How Much Did OG Twitter Investors Lose Since The Company Went Public?

Twitter ($TWTR) is going through a rough time. The company is losing around $100 million every quarter. Their advertising revenue has slowed down tremendously. Heck, they can’t seem to even find someone to buy them.

Twitter investors, however, have it particularly hard. Though the company’s stock is up around 4% in the last year, their stock is down 12.34% today. It will likely continue to go down in the near future since the company’s ability to make money has decreased.

Twitter investors who bought the company around the IPO, however, are particularly peeved. If they held onto their shares from the beginning of the company’s existence on the stock market, they actually lost money.

How much? Let’s take a look.

When Twitter was first listed on the stock market, their shares were worth $45.10 each when the trading day started.


As of this writing, the company’s shares are worth $16.41 each.
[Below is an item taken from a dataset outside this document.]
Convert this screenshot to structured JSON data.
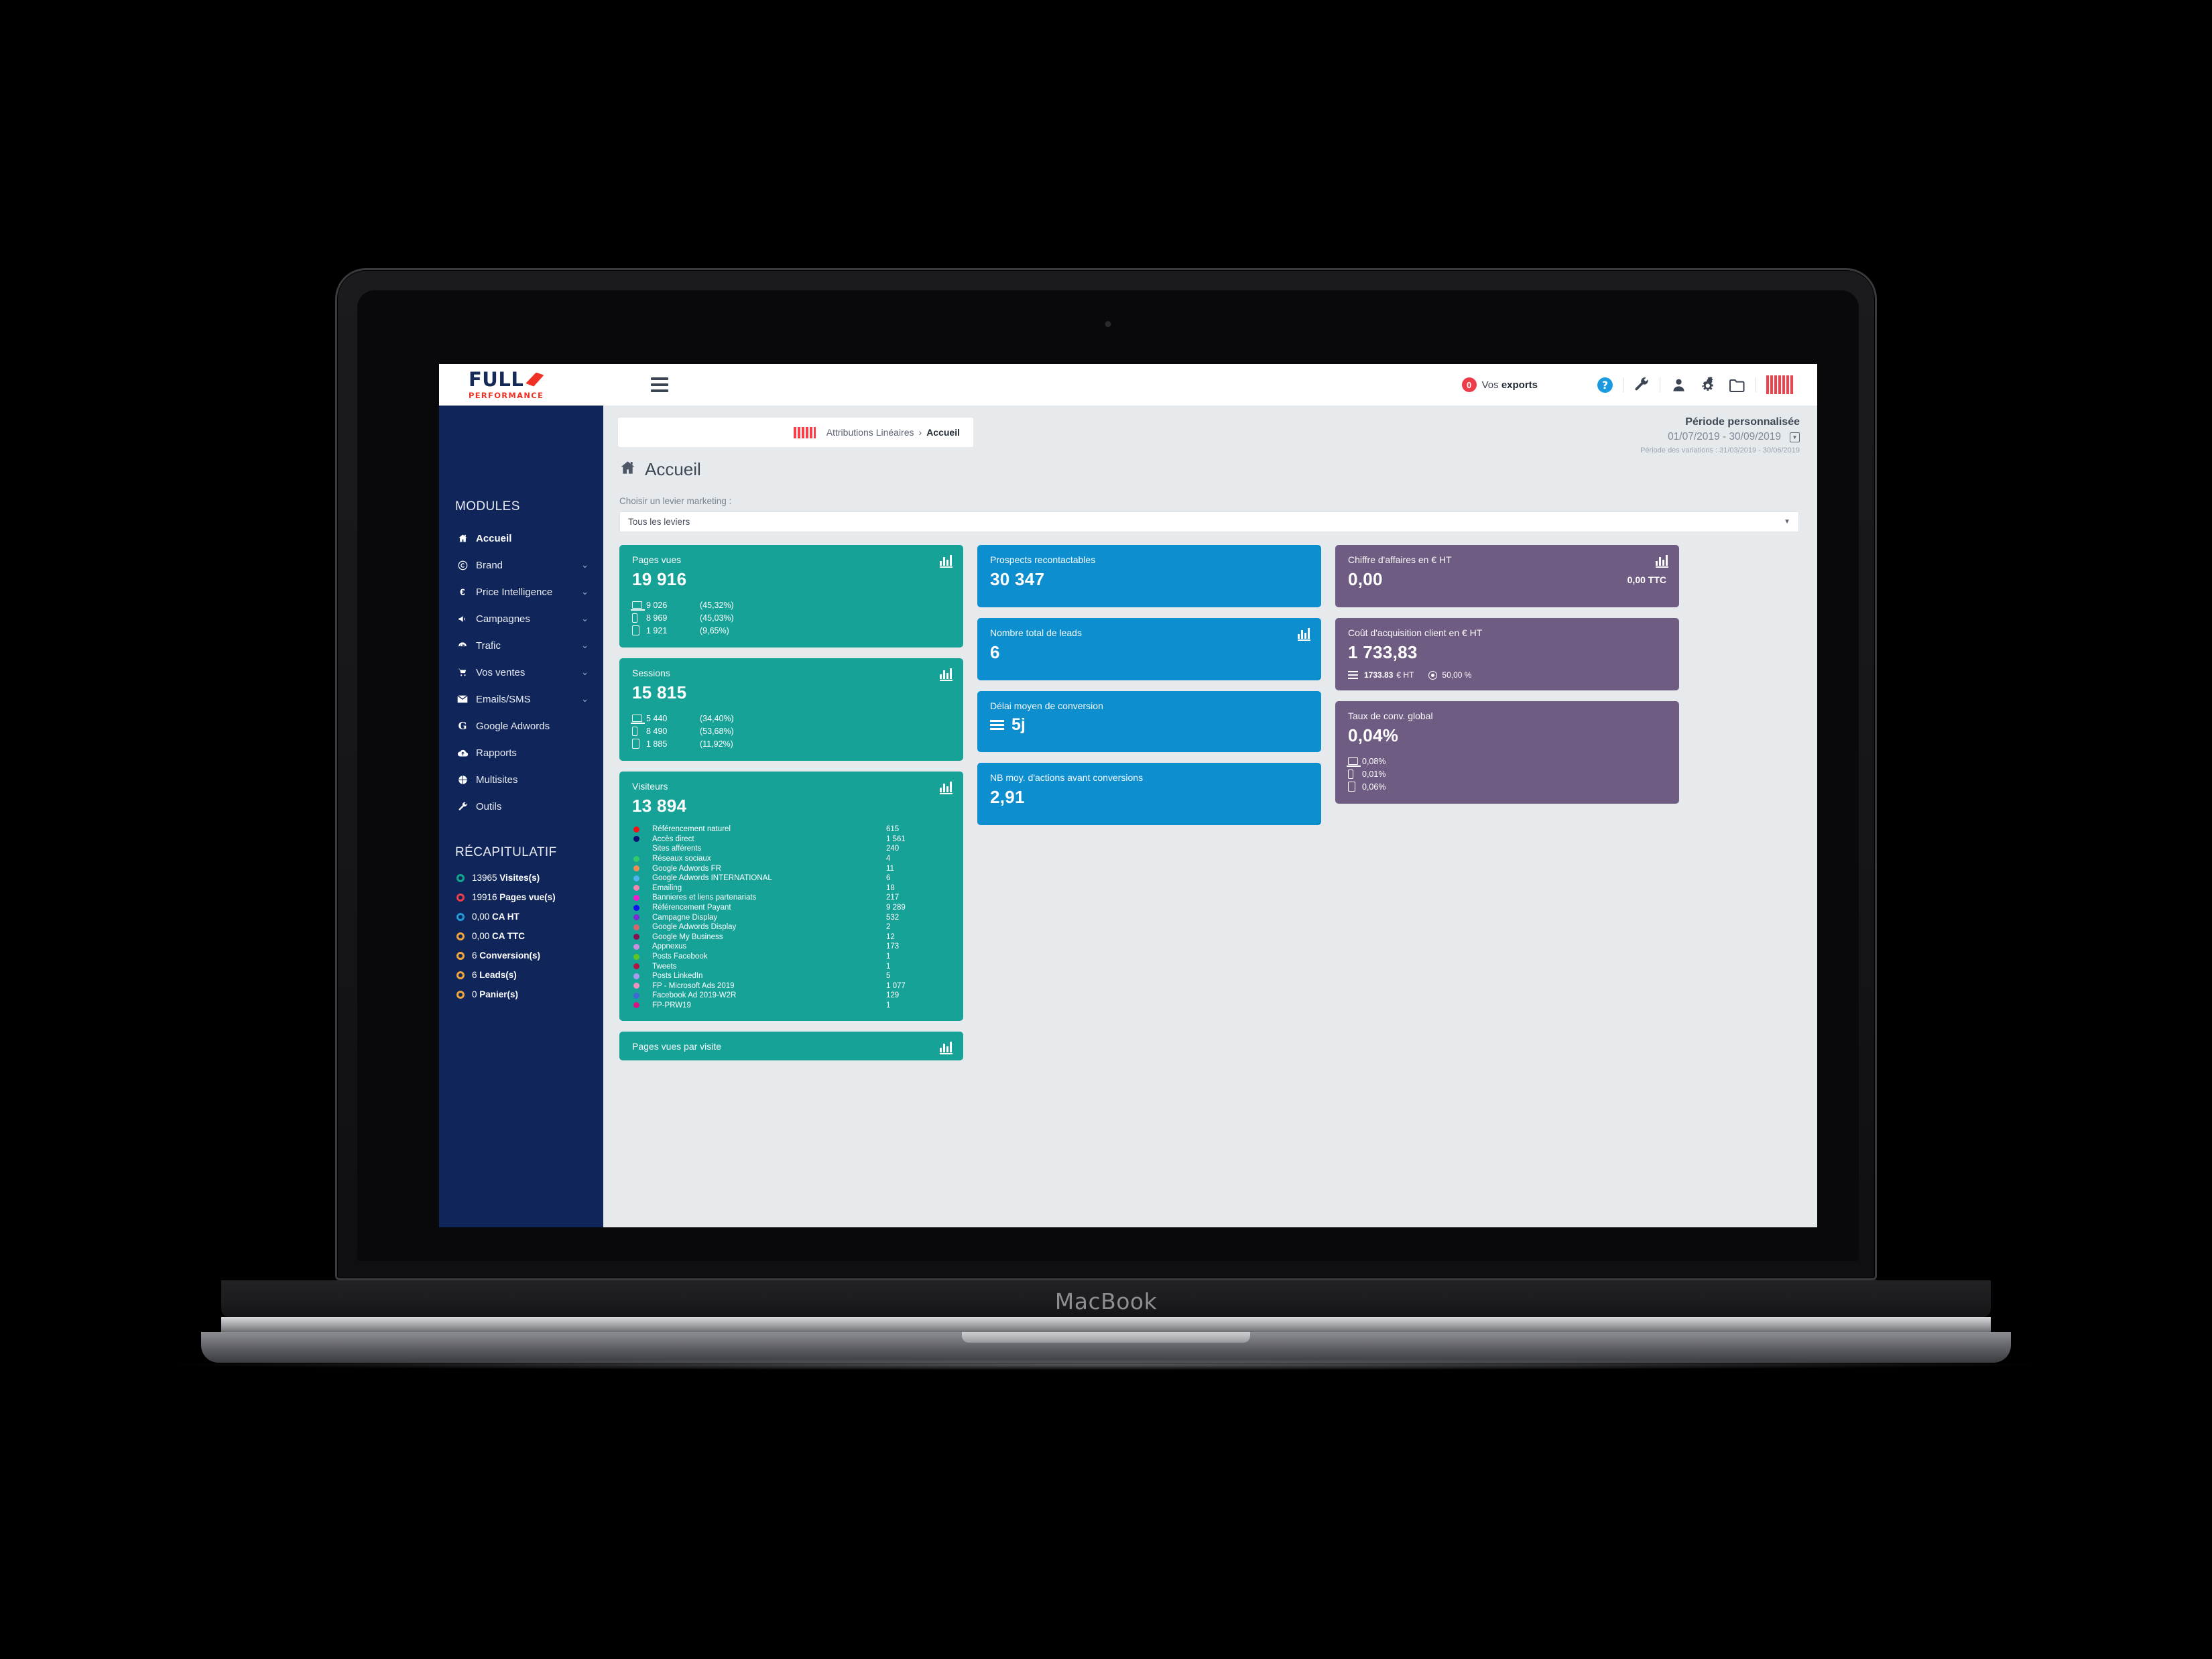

That’s a significant decrease over a 3-plus year period.

If you bought 20 shares of Twitter at $45.10 each (or $902), you would now have $328.20.


Twitter’s stock never split or paid any dividends since it went public. Thus, your initial investment of $902 would be $328.20, or $573.80 less that it was a few years ago. If you invested a little over $10,000 in 222 shares at the opening price ($10,012.20, to be exact), your current investment would be worth $3,643.02. That’s a loss of $6,369.18.

Should you buy Twitter right now? Analysts at UBS recently downgraded the stock from “Buy” to “Hold.” This means that instead of buying Twitter right now, you should look elsewhere. If you own Twitter stock, you should hold onto it until it has the chance to go back up. This could happen if the company gets another buyout offer or somehow increases their revenue streams.

Twitter’s stock, however, hasn’t been anywhere near the $45.10 range since April of 2016. If they can’t improve how they make money, retain users, or lure in buyers, it will likely continue to drop. If you have faith in the company’s future and do your research, then feel free to invest if you want. Yet if you want less volatile or more promising options, you should probably look elsewhere.